**Instructions for the task**
Say how many of the lines below contain the word "items"; nothing else belongs in the answer.

**Given data**
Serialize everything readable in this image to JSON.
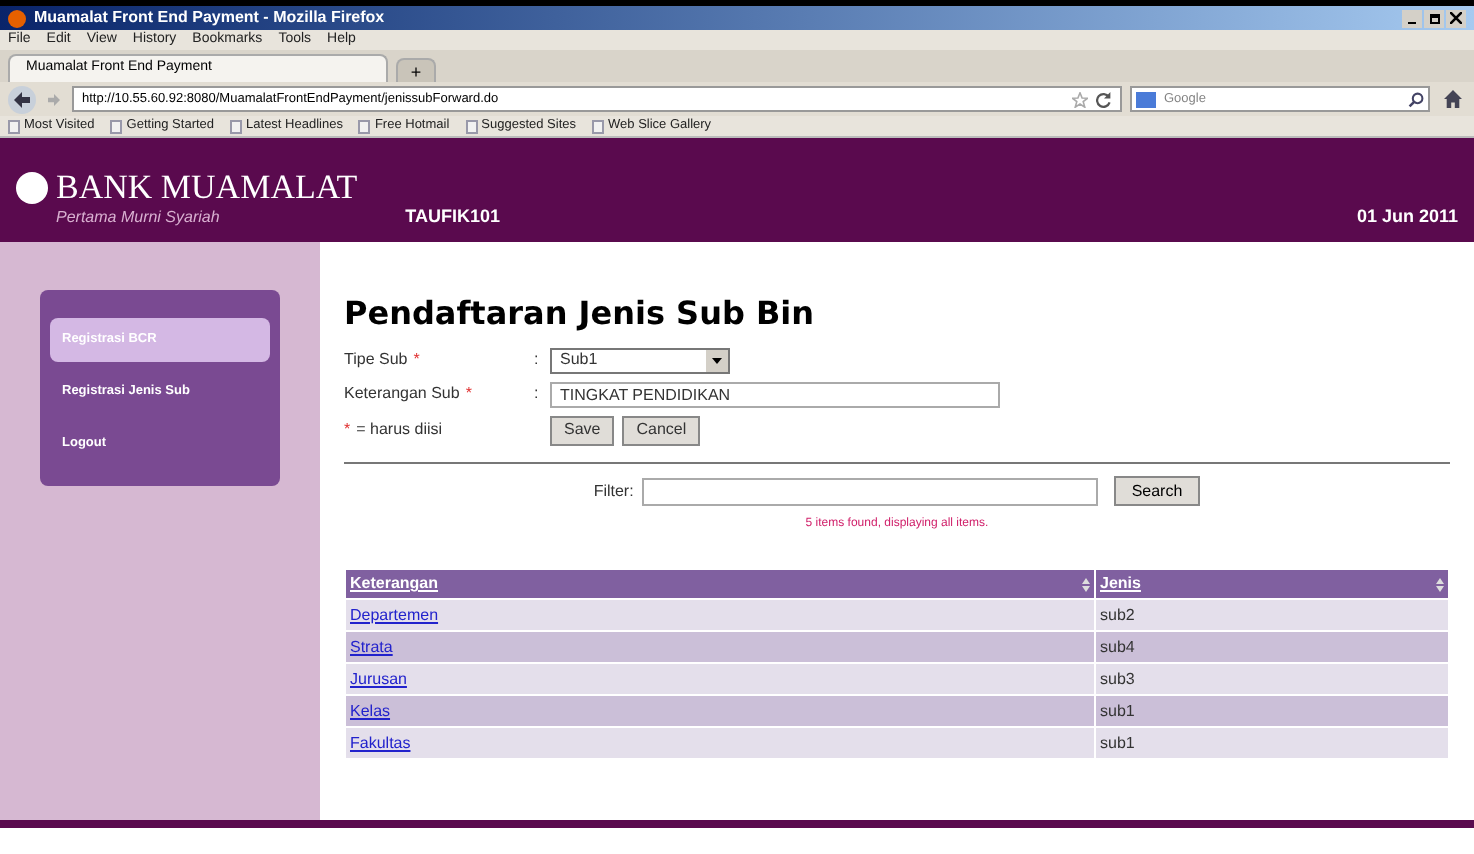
{
  "window": {
    "title": "Muamalat Front End Payment - Mozilla Firefox"
  },
  "menu": [
    "File",
    "Edit",
    "View",
    "History",
    "Bookmarks",
    "Tools",
    "Help"
  ],
  "tabs": [
    {
      "label": "Muamalat Front End Payment",
      "selected": true
    },
    {
      "label": "+",
      "selected": false
    }
  ],
  "address": {
    "value": "http://10.55.60.92:8080/MuamalatFrontEndPayment/jenissubForward.do"
  },
  "search_engine": {
    "placeholder": "Google"
  },
  "bookmarks": [
    "Most Visited",
    "Getting Started",
    "Latest Headlines",
    "Free Hotmail",
    "Suggested Sites",
    "Web Slice Gallery"
  ],
  "header": {
    "bank_name": "BANK MUAMALAT",
    "tagline": "Pertama Murni Syariah",
    "user": "TAUFIK101",
    "date": "01 Jun 2011"
  },
  "sidebar": {
    "items": [
      {
        "label": "Registrasi BCR",
        "selected": true
      },
      {
        "label": "Registrasi Jenis Sub",
        "selected": false
      },
      {
        "label": "Logout",
        "selected": false
      }
    ]
  },
  "form": {
    "title": "Pendaftaran Jenis Sub Bin",
    "fields": [
      {
        "label": "Tipe Sub",
        "required_mark": "*",
        "separator": ":",
        "kind": "select",
        "value": "Sub1"
      },
      {
        "label": "Keterangan Sub",
        "required_mark": "*",
        "separator": ":",
        "kind": "text",
        "value": "TINGKAT PENDIDIKAN"
      }
    ],
    "required_note": {
      "mark": "*",
      "text": "= harus diisi"
    },
    "buttons": [
      "Save",
      "Cancel"
    ]
  },
  "filter": {
    "label": "Filter:",
    "button": "Search"
  },
  "status": "5 items found, displaying all items.",
  "table": {
    "columns": [
      "Keterangan",
      "Jenis"
    ],
    "rows": [
      [
        "Departemen",
        "sub2"
      ],
      [
        "Strata",
        "sub4"
      ],
      [
        "Jurusan",
        "sub3"
      ],
      [
        "Kelas",
        "sub1"
      ],
      [
        "Fakultas",
        "sub1"
      ]
    ]
  }
}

**Exercise response**
2